(typically three months from the date Notice is first published). During this time period, the
Personal Representative and their attorney make a list of potential creditors and known creditors,
then prepare an inventory to be filed with the Court. This is also a time for the Personal
Representative to make a list of non-Probate assets and determine their beneficiaries and assist
with transferring those assets to the beneficiaries.
5. Closing of the Creditor Period. The Creditor Period extends for three
months after the date of first publication. At the conclusion of that time, if there are no valid claims
filed, the Personal Representative can begin the process of closing the estate. If there are claims
filed, those creditors will need to be dealt with prior to closing the estate.
6. Next, the Personal Representative will file a petition to determine
homestead status and handles the transfer of those assets that are non-Probate or received orders
from the Court in reference to non-Probate assets, including the homestead.
7. Income tax returns for the decedent will need to be filed. This usually
requires a filing of the final income tax return (Form 1040) for the decedent (for the year of death)
and the determination of whether there will be fiduciary income tax returns for the estate. The
Personal Representative, with the consult of the attorney and CPA, has the ability to determine
whether a calendar year end is appropriate, or a fiscal year end is appropriate. Normally, there are
one or two 1041 fiduciary income tax returns filed.
8. The next step is preparing an accounting for the beneficiaries. Once a
Personal Representative has been appointed and after they received the letters of administration,
they begin managing the assets, paying expenses, debts and creditors.
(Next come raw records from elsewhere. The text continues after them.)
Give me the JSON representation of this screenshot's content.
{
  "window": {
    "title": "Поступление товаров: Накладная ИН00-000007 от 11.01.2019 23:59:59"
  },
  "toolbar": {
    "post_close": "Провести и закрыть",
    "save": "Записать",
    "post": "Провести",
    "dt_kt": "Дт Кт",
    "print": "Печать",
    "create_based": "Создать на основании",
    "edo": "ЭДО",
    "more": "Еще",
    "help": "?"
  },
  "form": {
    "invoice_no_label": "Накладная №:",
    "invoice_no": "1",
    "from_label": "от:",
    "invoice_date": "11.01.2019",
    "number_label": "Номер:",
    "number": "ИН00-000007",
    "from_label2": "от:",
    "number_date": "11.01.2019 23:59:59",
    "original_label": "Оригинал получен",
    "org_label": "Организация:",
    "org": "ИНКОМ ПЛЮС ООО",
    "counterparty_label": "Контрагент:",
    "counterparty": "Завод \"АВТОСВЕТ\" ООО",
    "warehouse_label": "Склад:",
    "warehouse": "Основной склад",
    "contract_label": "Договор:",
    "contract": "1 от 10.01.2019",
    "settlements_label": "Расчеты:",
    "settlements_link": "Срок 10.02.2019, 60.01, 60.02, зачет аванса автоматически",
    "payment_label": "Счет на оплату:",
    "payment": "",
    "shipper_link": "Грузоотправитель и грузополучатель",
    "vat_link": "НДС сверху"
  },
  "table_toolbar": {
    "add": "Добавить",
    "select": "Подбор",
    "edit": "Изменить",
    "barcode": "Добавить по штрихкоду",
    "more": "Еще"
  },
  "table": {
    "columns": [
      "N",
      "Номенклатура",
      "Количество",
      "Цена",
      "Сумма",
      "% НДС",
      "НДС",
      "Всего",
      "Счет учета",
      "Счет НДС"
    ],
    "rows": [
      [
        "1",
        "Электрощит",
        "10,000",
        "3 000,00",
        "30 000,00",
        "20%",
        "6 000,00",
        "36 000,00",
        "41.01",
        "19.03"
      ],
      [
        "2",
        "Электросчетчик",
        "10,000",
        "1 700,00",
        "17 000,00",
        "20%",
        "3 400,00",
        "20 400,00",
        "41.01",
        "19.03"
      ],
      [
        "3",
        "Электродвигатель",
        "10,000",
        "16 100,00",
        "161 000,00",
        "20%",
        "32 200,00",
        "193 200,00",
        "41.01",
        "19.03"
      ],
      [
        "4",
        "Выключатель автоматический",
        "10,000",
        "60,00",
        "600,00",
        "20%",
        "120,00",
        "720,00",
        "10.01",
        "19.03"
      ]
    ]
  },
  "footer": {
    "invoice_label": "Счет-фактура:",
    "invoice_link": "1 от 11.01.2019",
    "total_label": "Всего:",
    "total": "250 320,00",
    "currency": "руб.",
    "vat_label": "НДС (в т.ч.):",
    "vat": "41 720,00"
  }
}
They are required to prepare
and file a final accounting for all beneficiaries. An accounting can be expensive. Many times,
beneficiaries will waive the accounting if they have knowledge of the transactions of the Personal
Representative. A waiver of final accounting will save time and money for the estate and its
9. The next step is the distribution of assets pursuant to the plan of distribution.
This is where the Personal Representative distributes assets and obtains releases and receipts from
each of the beneficiaries for their respective share.
10. The final stage is getting the order of discharge. A petition for discharge is
filed and usually within thirty (30) days, the Judge signs the order of discharge releasing the
Personal Representative from all liability and responsibility of the estate and allows for closure of
the estate, as far the Probate Court is concerned.
The probate process takes at least 7 months, from start to finish, to complete. In most
cases, it may take up to a year, depending on whether there are disagreements between
III. In summary, the steps in a Florida Probate are as follows:
1. Deposit original Will and record original short-form death certificate with
2. File a Petition for Administration.
3. The Court determines the validity of the Will and appoints a Personal
4. The Personal Representative, if necessary, will file a petition to open a safe
5. The Personal Representative gains control of all the decedent’s assets
(Probate and non-Probate).
6. The Personal Representative publishes a Notice to Creditors.
7. The Personal Representative will prepare an inventory.
8. The Personal Representative will file the decedent’s final 1040 income tax
return, plus any fiduciary income tax returns during the administration of the estate. (Note: you
may need to get a Federal Employer Identification Number (FEIN) to replace the decedent’s social
9. The Personal Representative will prepare a final accounting.
10. The Personal Representative will file the Petition for Discharge.
11. The Court issues an Order of Discharge.
12. The Personal Representative makes final distributions.
IV. Note: Technically, until the taxes are paid, and all creditors have been paid or
provided for, there should be NO DISTRIBUTIONS to beneficiaries unless ordered by the Court.
V. COMPENSATION. The Personal Representative and their Attorney are entitled
to compensation. In most cases, the amount is controlled by Florida Statutes 733.617 and